Cracking the code
.
.
.
Marc Bloomfield
Description: Practice management
Demystifying the Legal Aid Agency’s reporting systems for controlled work and crime lower.
Firms and not-for-profit (NfP) practices are doing less legal aid work. Often only a few people have knowledge and experience of the Legal Aid Agency’s (LAA’s) contracted work and administration (CWA) billing system and they may be very busy fee-earners with little time to spare to support or train their colleagues. Controlled work and crime lower are the claims on which contract managers concentrate at their annual reviews and perhaps that’s the reason I have been asked to do more remote support sessions for admin/finance people recently. This article shares some tips.
Where to find the LAA’s guidance
There are guides to using the CWA system itself. The civil fees are to be found in the Civil Legal Aid (Remuneration) Regulations 2013 SI No 422 Sch 1. The crime fees are to be found in the Criminal Legal Aid (Remuneration) Regulations 2013 SI No 435 Sch 4.
The current LAA guidance for civil and family controlled work and crime lower is on the CWA codes guidance page of the GOV.UK website. The main reference document for reporting crime lower is the Guidance for reporting crime lower work (version 10, last reviewed October 2020) and is the first document on the page. The corresponding document for civil and family is the Guidance for reporting controlled work & controlled work matters (version 26, last reviewed 27 October 2020) and is the third document. Changes to the guidance are listed by category of law fee scheme on a separate web page as they are issued.
Some crime practices find it easier to refer to the Guide to the changes in reporting crime lower work document than the regulations when looking up the applicable fees. It appears to be dated 2016, but there is a note at the start that it was updated in October 2020 to include the new ‘sending’ fee.

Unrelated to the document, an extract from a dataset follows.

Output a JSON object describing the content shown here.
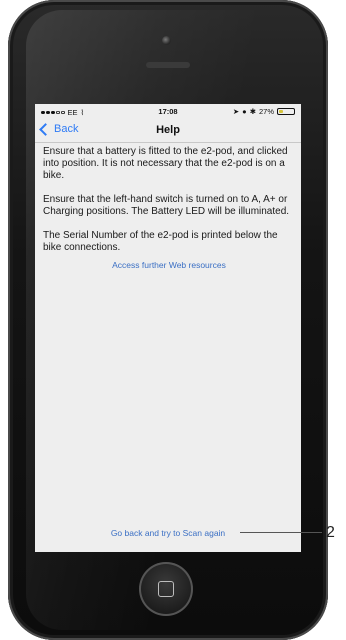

Tricky issues
The main areas of difficulty arise when the person asked to make the submission is not provided with sufficient information.
In the most successful legal aid practices I know, the fee-earner is asked to select the billing codes before the case is passed to the billing team. This makes the most sense as it is their case and they will know what to select in a couple of minutes, compared with non-lawyers who may have to read a whole file and then spend quite a while working out how to, for example, classify an offence for a crime claim or decide whether negotiations have been ‘substantive’ in a family claim and what the correct outcome and stage reached should be.
By contrast, the firms and NfPs that leave it to the billing team to select the codes struggle with this and are more likely to make mistakes, for the simple reason that finance people are not lawyers and it wasn’t their case.
As the fee-earners are really busy, the organisation needs to make it as easy as possible for them. Fee-earners need to be trained so that they understand what they have to do and given ready access to the appropriate codes for their category of law. If still using paper files, you could create a section of the file closing form for the fee-earner to fill in. If using a case management system, you could create some mandatory fields:
Civil
Matter type 1
Matter type 2
Stage reached
Outcome code
Crime
Matter type
Stage reached/claim code
Outcome code
Lower and higher standard crime fees
If a case is on the border of a higher standard fee or looks like it could get there, it is crucial to make sure that every email/phone call is recorded.
Civil escape fees
You claim the standard fee through CWA, then you need to submit the file and the LAA will pay you the balance on assessment (Escape case electronic handbook, LAA, 18 December 2020). You can appeal if assessed down. The LAA is currently assessing these files electronically until June 2021 (subject to COVID-19 rules at the time). From then onwards, there will be an option to submit paper files if preferred.

About the author(s)

Description: Vicky Ling - author
Vicky Ling is a consultant specialising in legal aid practice and a founder member of the Law Consultancy Network.